Week 20

The work of Thucydides "marks the longest and most decisive step that has ever been taken by a single man towards making history what it is today." ―J. B. Bury, (The Ancient Greek Historians. New York: Dover Publications, 1958)

"Thucydides wrote his History of the Peloponnesian War in almost impossibly difficult Greek. Maybe the contorted language has something to do with the novelty of his enterprise. Writing at the end of the fifth century BC, he was attempting something never done before: an aggressively rational, apparently impersonal analysis of the history of his own times, utterly free from religious modes of explanation. In Thucydides’ view, the Peloponnesian War, fought on and off for thirty years between the two leading Greek cities of Sparta and Athens, had to be understood with respect to human politics and power struggles, not—as Homer had earlier seen the Trojan War, or as Herodotus had explained the Greek wars against the Persians—by referring to quarrels among the gods on Mount Olympus.

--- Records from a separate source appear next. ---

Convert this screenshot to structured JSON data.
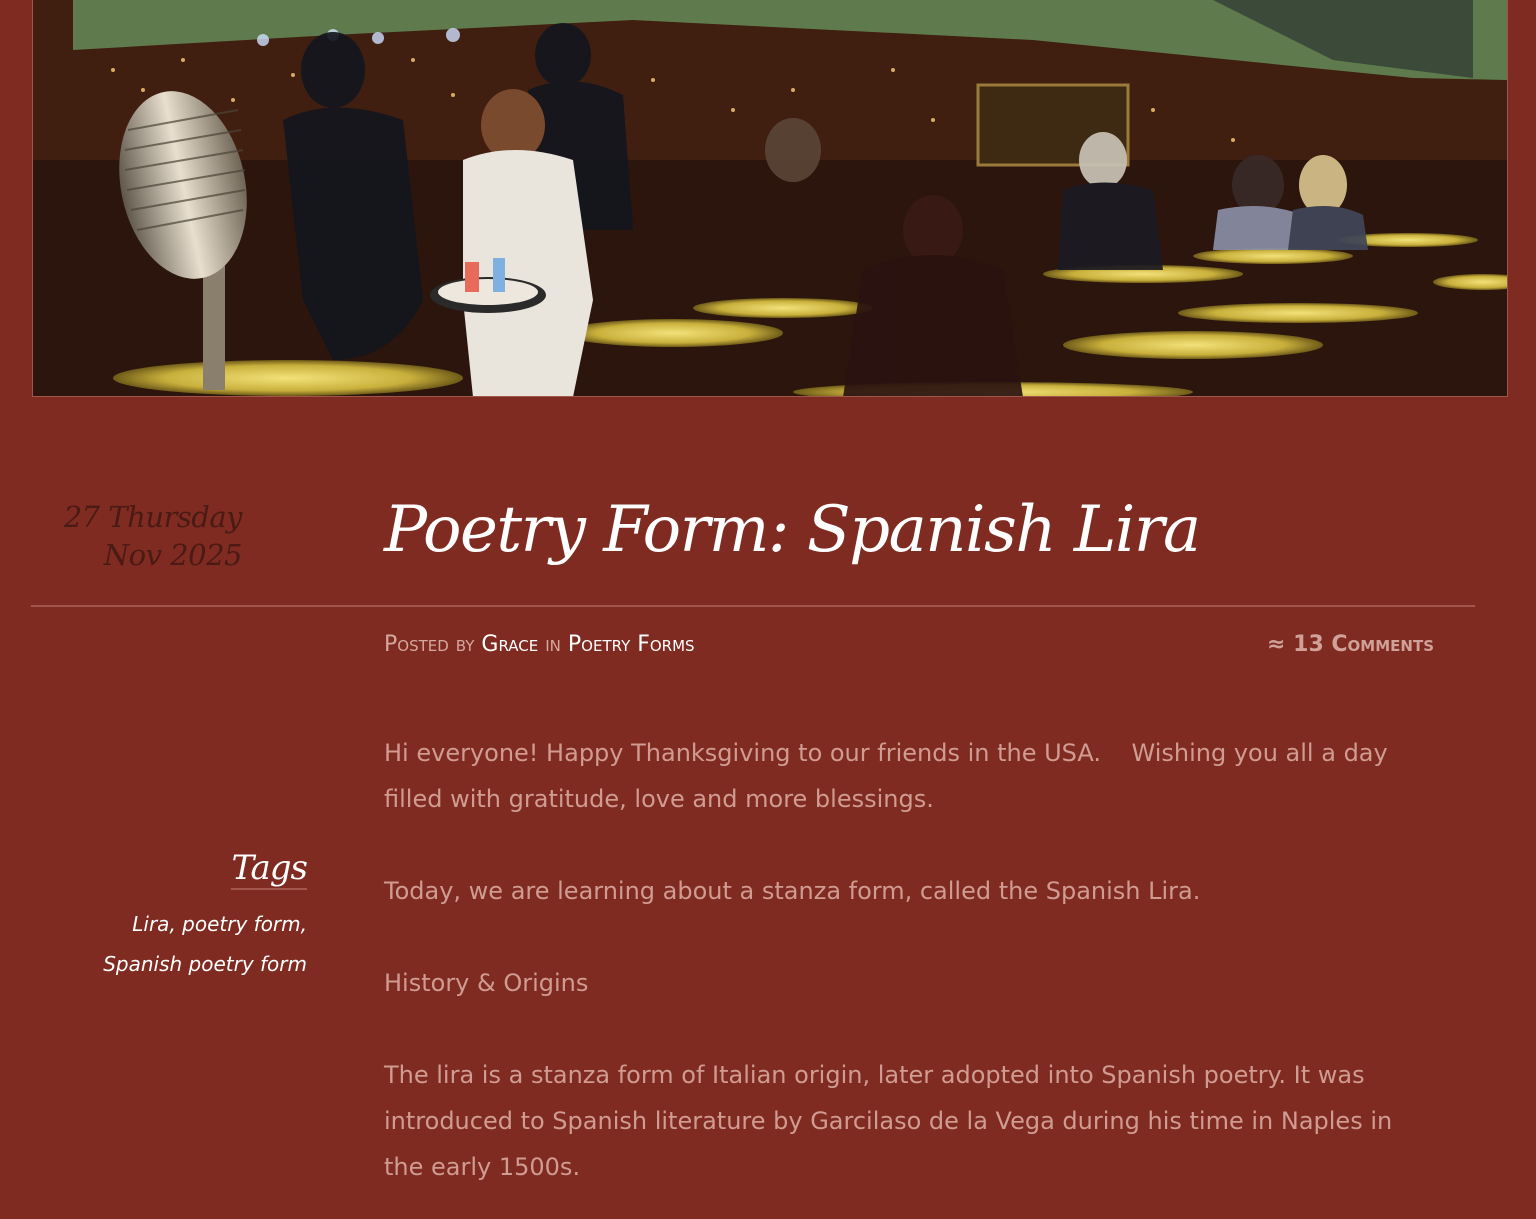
{
  "header": {
    "banner_alt": "Poetry cafe banner"
  },
  "post": {
    "date_line1": "27 Thursday",
    "date_line2": "Nov 2025",
    "title": "Poetry Form: Spanish Lira",
    "meta": {
      "posted_by_label": "Posted by",
      "author": "Grace",
      "in_label": "in",
      "category": "Poetry Forms",
      "comments": "≈ 13 Comments"
    },
    "paragraphs": [
      "Hi everyone! Happy Thanksgiving to our friends in the USA.    Wishing you all a day filled with gratitude, love and more blessings.",
      "Today, we are learning about a stanza form, called the Spanish Lira.",
      "History & Origins",
      "The lira is a stanza form of Italian origin, later adopted into Spanish poetry. It was introduced to Spanish literature by Garcilaso de la Vega during his time in Naples in the early 1500s."
    ]
  },
  "sidebar": {
    "tags_title": "Tags",
    "tags": [
      "Lira",
      "poetry form",
      "Spanish poetry form"
    ]
  }
}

This was revolutionary." ―Mary Beard, in "Which Thucydides Can You Trust?", New York Review of Books, September 30, 2010

The Greeks invented "history" and when we say that we mean they they created a new field of human endeavor in which the writer does research, collects documents, interviews witnesses, visits locales in his story and then tries to put it all together in a way that gives the readers a true picture of the past. The Jewish prophets whose work is preserved in the Hebrew Bible did not worry about the standards of history. They wanted to preserve God's truth. The Greek historian's thoguht it was possible for a human being to collect the evidence and write an accurate account of an event in the past. The master of this new discipline was Thucydides.

Thucydides (460–400 BC) was an Athenian historian and general. His History of the Peloponnesian War recounts the fifth century BC war between Sparta and Athens until the year 411 BC. Thucydides has been dubbed the father of "scientific history" by those who accept his claims to have applied strict standards of impartiality and evidence-gathering and analysis of cause and effect, without reference to intervention by the deities, as outlined in his introduction to his work. He also has been called the father of the school of political realism, which views the political behavior of individuals and the subsequent outcomes of relations between states as ultimately mediated by and constructed upon the emotions of fear and self-interest. His text is still studied at universities and military colleges worldwide. The Melian dialogue is regarded as a seminal work of international relations theory, while his version of Pericles' Funeral Oration is widely studied by political theorists, historians, and students of the classics. (Wikipedia)



On Justice, Power, and Human Nature: Selections from The History of the Peloponnesian War,

and Paul Woodruff,

Hackett Publishing Company, Inc. (October 1, 1993),

ISBN 0872201686

Donald Kagan,

Thucydides: The Reinvention of History,

Brécourt Academic; First Edition edition (December 31, 2009),

ISBN 0670021296